Plane crashes into DR Congo city
At least nine people were killed when an airliner ploughed into a commercial area during take-off in Goma in the Democratic Republic of Congo.
It appears the plane skidded in wet weather, smashing through a wall and catching fire. Most of the 85 people aboard survived, doctors say.
Early reports had spoken of dozens of bodies found at the scene.
The DC-9 was chartered by private airline Hewa Bora and had been en route to Kisangani in central DR Congo.
DR Congo has one of the world's poorest air safety records with eight crashes in 2007, Reuters news agency notes.
A third of the runway at Goma's airport was affected by a lava flow from a volcanic eruption that occurred there six years ago.
This makes Goma a particularly difficult spot for take-off, local sources in the aviation industry say.
Buckets of water

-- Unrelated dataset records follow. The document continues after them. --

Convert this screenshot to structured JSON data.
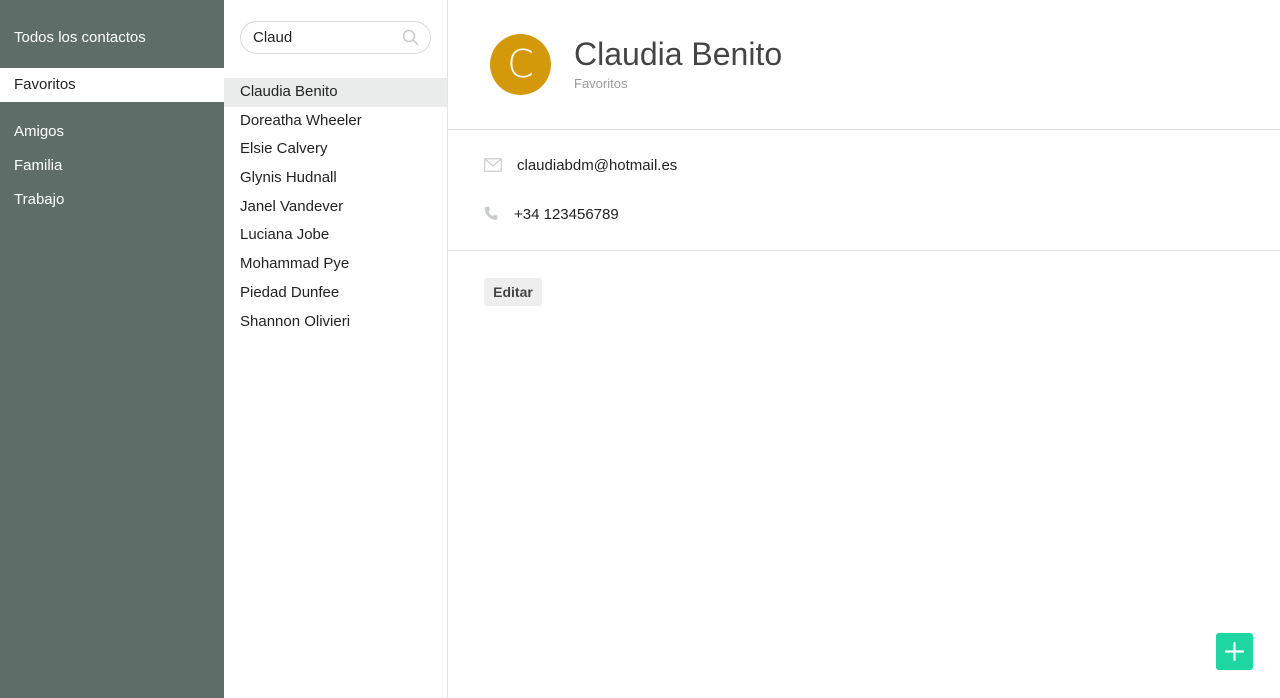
{
  "sidebar": {
    "all_contacts": "Todos los contactos",
    "groups": [
      {
        "label": "Favoritos",
        "active": true
      },
      {
        "label": "Amigos",
        "active": false
      },
      {
        "label": "Familia",
        "active": false
      },
      {
        "label": "Trabajo",
        "active": false
      }
    ]
  },
  "search": {
    "value": "Claud",
    "icon": "search-icon"
  },
  "contacts": [
    "Claudia Benito",
    "Doreatha Wheeler",
    "Elsie Calvery",
    "Glynis Hudnall",
    "Janel Vandever",
    "Luciana Jobe",
    "Mohammad Pye",
    "Piedad Dunfee",
    "Shannon Olivieri"
  ],
  "selected_contact": {
    "initial": "C",
    "name": "Claudia Benito",
    "group": "Favoritos",
    "email": "claudiabdm@hotmail.es",
    "phone": "+34 123456789",
    "avatar_color": "#d4990a"
  },
  "actions": {
    "edit_label": "Editar",
    "add_icon": "plus-icon"
  },
  "colors": {
    "sidebar_bg": "#5e6d68",
    "accent": "#1ed6a2",
    "selected_row": "#e9eceb"
  }
}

Nine people were killed as a result of the crash, United Nations staff and regional governor Julien Mpaluku said.
UN staff who visited two local hospitals found 55 injured plane passengers, six of them in a serious condition.
Reports say the plane never really left the ground and most passengers were able to escape after the crash before fire took hold.
It is still unclear if any of those killed or injured were on the ground in the Birere district at the time.
A plume of black smoke rose above the area which is home to small shops and restaurants.
"People are coming with buckets of water to put out the fire," a witness told Reuters.
"The [United Nations] is here trying to keep back the crowds."
The witness added that one building had been destroyed and two others were charred by the fire.
The business district of Birere is the beating heart of the city, the BBC's Arnaud Zajtman says.
British MP Eric Joyce, who heads the Commons all-party group on the Great Lakes region of Africa, witnessed the scenes at a hospital about a mile from the crash site.
"The injuries seem to be primarily people on the aircraft but it's very hard to tell," he told the BBC.
"Certainly a lot of people around here have been affected, there are lots of relatives and casualties coming in.
"The problem appears to be that there aren't enough vehicles to get everyone out."
Mr Joyce added doctors in the city had been holding a strike on Tuesday
"So I think doctors will be making their way to the hospitals but at the moment but they may not have all been in the hospitals when this crash took place," he said.